Naturalization Service at the appropriate Regional Service Center
- After 4 to 6 weeks the petition
is approved, and the Notice of Approval is returned to you, these are
then taken to the relevant US consulate by the candidate for issue of
the L1 visa. workpermit.com will provide full instructions and
forms, and in some instances can
arrange for visa issuance.
The L1 Visa – Frequently Asked Questions
Q. Is there any limit on the number of L1 visas available
in a year?
Q. Can spouses and children of L1 visa-holders work in the
A. Dependants are issued L2 visas, which are not employment
authorised. In order to engage in employment, L2 visa-holders would have to
change or adjust status to another employment-authorised category.
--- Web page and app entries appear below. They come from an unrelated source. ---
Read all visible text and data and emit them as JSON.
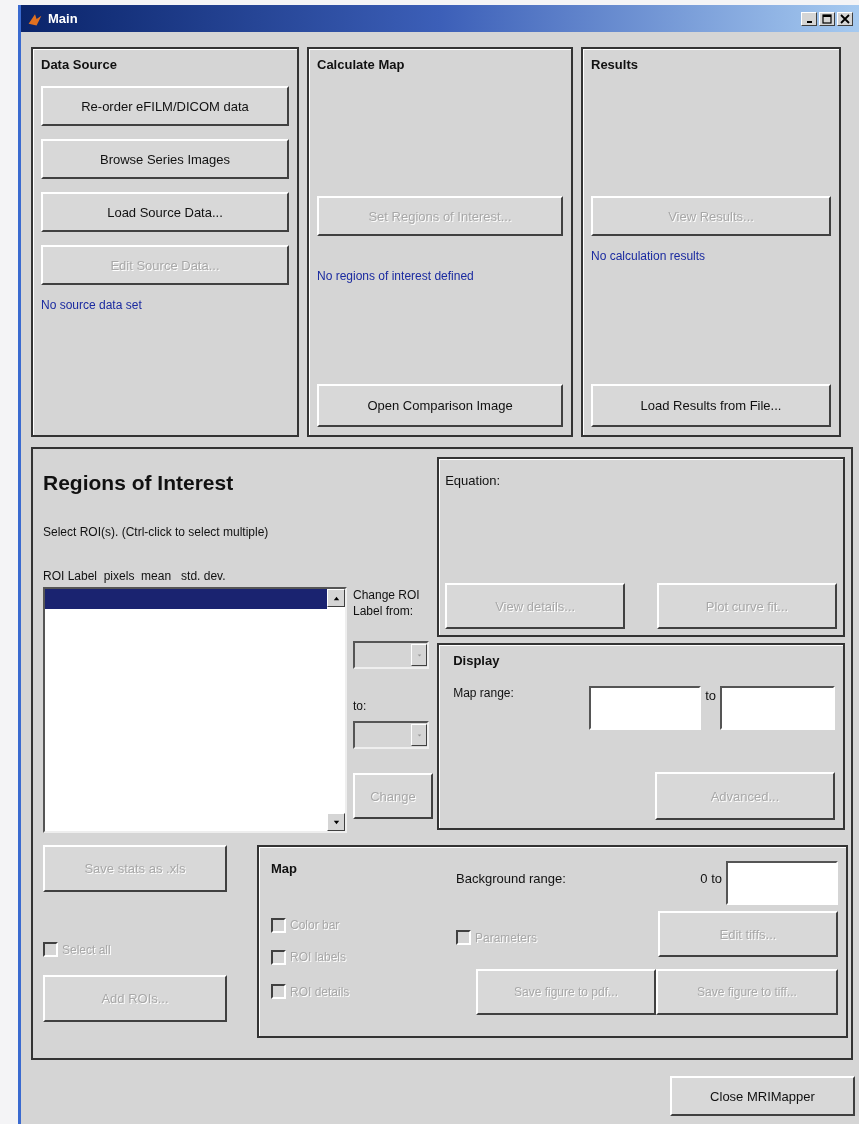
{
  "window": {
    "title": "Main"
  },
  "top_panels": [
    {
      "title": "Data Source",
      "buttons": [
        {
          "label": "Re-order eFILM/DICOM data",
          "disabled": false
        },
        {
          "label": "Browse Series Images",
          "disabled": false
        },
        {
          "label": "Load Source Data...",
          "disabled": false
        },
        {
          "label": "Edit Source Data...",
          "disabled": true
        }
      ],
      "status": "No source data set"
    },
    {
      "title": "Calculate Map",
      "buttons": [
        {
          "label": "Set Regions of Interest...",
          "disabled": true
        }
      ],
      "status": "No regions of interest defined",
      "bottom_button": {
        "label": "Open Comparison Image",
        "disabled": false
      }
    },
    {
      "title": "Results",
      "buttons": [
        {
          "label": "View Results...",
          "disabled": true
        }
      ],
      "status": "No calculation results",
      "bottom_button": {
        "label": "Load Results from File...",
        "disabled": false
      }
    }
  ],
  "roi": {
    "title": "Regions of Interest",
    "instruction": "Select ROI(s). (Ctrl-click to select multiple)",
    "list_header": "ROI Label  pixels  mean   std. dev.",
    "list_rows": [
      {
        "selected": true
      }
    ],
    "change_label": "Change ROI Label from:",
    "from_dropdown": {
      "disabled": true
    },
    "to_label": "to:",
    "to_dropdown": {
      "disabled": true
    },
    "change_button": {
      "label": "Change",
      "disabled": true
    },
    "save_button": {
      "label": "Save stats as .xls",
      "disabled": true
    },
    "select_all": {
      "label": "Select all",
      "checked": false,
      "disabled": true
    },
    "add_button": {
      "label": "Add ROIs...",
      "disabled": true
    }
  },
  "equation": {
    "label": "Equation:",
    "buttons": [
      {
        "label": "View details...",
        "disabled": true
      },
      {
        "label": "Plot curve fit...",
        "disabled": true
      }
    ]
  },
  "display": {
    "title": "Display",
    "range_label": "Map range:",
    "to_label": "to",
    "advanced_button": {
      "label": "Advanced...",
      "disabled": true
    }
  },
  "map": {
    "title": "Map",
    "checkboxes": [
      {
        "label": "Color bar",
        "checked": false,
        "disabled": true
      },
      {
        "label": "ROI labels",
        "checked": false,
        "disabled": true
      },
      {
        "label": "ROI details",
        "checked": false,
        "disabled": true
      }
    ],
    "background_label": "Background range:",
    "background_prefix": "0 to",
    "parameters": {
      "label": "Parameters",
      "checked": false,
      "disabled": true
    },
    "edit_button": {
      "label": "Edit tiffs...",
      "disabled": true
    },
    "pdf_button": {
      "label": "Save figure to pdf...",
      "disabled": true
    },
    "tiff_button": {
      "label": "Save figure to tiff...",
      "disabled": true
    }
  },
  "close_button": {
    "label": "Close MRIMapper",
    "disabled": false
  }
}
L-2 holders
can engage in study.
Q. Can I move L1 employees to different sites around the
A. Yes, provided they remain under your management and
Q. What are the filing fees?
Q. How long does it take to get an L1?
A. Usually 1-2 months for a normal L1, 1-10 working days for
an L1 covered by a blanket approval.
Q. Can the alien come to the USA on a visitor visa or
visa-waiver while the L1 petition is being processed?
A. This is possible but not advisable, and under no accounts
should the alien risk putting in jeopardy the issue of an L1 visa by engaging
in anything that might be construed as work, as this may lead to the alien being
accused of visa-fraud either on entry to the US with a visitor visa/visa-waiver
or when applying for an L1 visa at the US consulate in their own country.
Q. Can L1 employees work part-time?
Q. Is there a requirement that I pay L1 workers the ‘prevailing
A. No, but paying L1 workers significantly below the
prevailing wage and/or the wages of your US resident staff is likely to result
in the INS viewing your petition unfavourably, and may also result in
investigations by the INS or Department of Labor.